-------- GIVEN INFORMATION

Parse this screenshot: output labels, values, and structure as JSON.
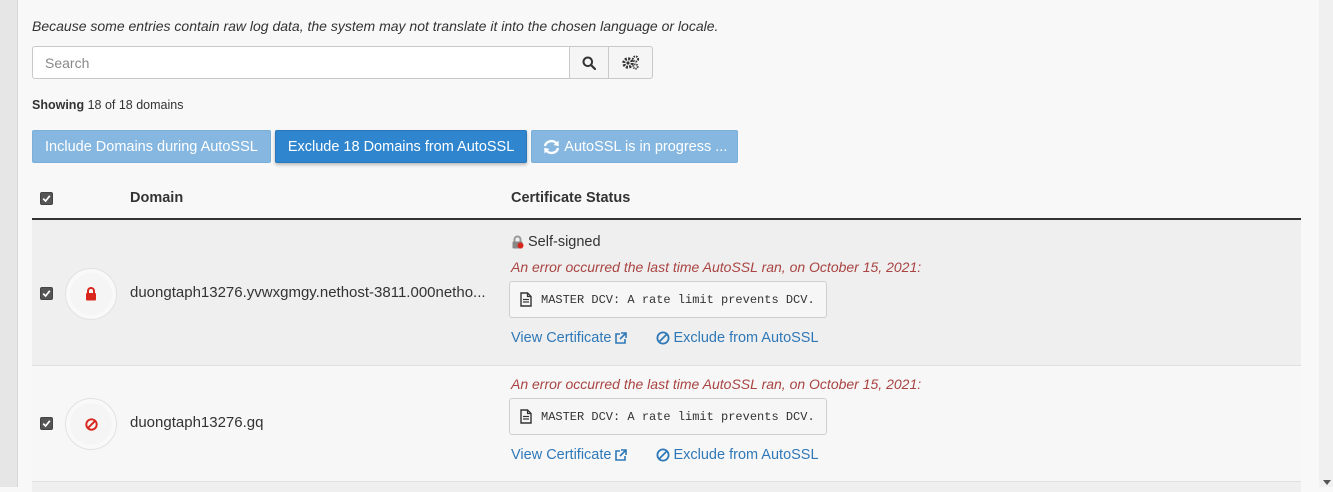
{
  "notice": "Because some entries contain raw log data, the system may not translate it into the chosen language or locale.",
  "search": {
    "placeholder": "Search",
    "value": ""
  },
  "showing": {
    "label": "Showing",
    "text": "18 of 18 domains"
  },
  "actions": {
    "include_label": "Include Domains during AutoSSL",
    "exclude_label": "Exclude 18 Domains from AutoSSL",
    "progress_label": "AutoSSL is in progress ..."
  },
  "table": {
    "headers": {
      "domain": "Domain",
      "status": "Certificate Status"
    },
    "rows": [
      {
        "domain": "duongtaph13276.yvwxgmgy.nethost-3811.000netho...",
        "status_icon": "lock-icon",
        "status_color": "#d9261c",
        "cert_type": "Self-signed",
        "error": "An error occurred the last time AutoSSL ran, on October 15, 2021:",
        "log": "MASTER DCV: A rate limit prevents DCV.",
        "view_link": "View Certificate",
        "exclude_link": "Exclude from AutoSSL"
      },
      {
        "domain": "duongtaph13276.gq",
        "status_icon": "ban-icon",
        "status_color": "#d9261c",
        "error": "An error occurred the last time AutoSSL ran, on October 15, 2021:",
        "log": "MASTER DCV: A rate limit prevents DCV.",
        "view_link": "View Certificate",
        "exclude_link": "Exclude from AutoSSL"
      }
    ]
  },
  "colors": {
    "primary": "#2f86cf",
    "primary_light": "#85b7e0",
    "error": "#a94442",
    "link": "#2f78b8",
    "danger_icon": "#d9261c"
  }
}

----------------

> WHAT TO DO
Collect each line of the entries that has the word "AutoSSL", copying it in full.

> ANSWER TO THIS EXERCISE
    "include_label": "Include Domains during AutoSSL",
    "exclude_label": "Exclude 18 Domains from AutoSSL",
    "progress_label": "AutoSSL is in progress ..."
        "error": "An error occurred the last time AutoSSL ran, on October 15, 2021:",
        "exclude_link": "Exclude from AutoSSL"
        "error": "An error occurred the last time AutoSSL ran, on October 15, 2021:",
        "exclude_link": "Exclude from AutoSSL"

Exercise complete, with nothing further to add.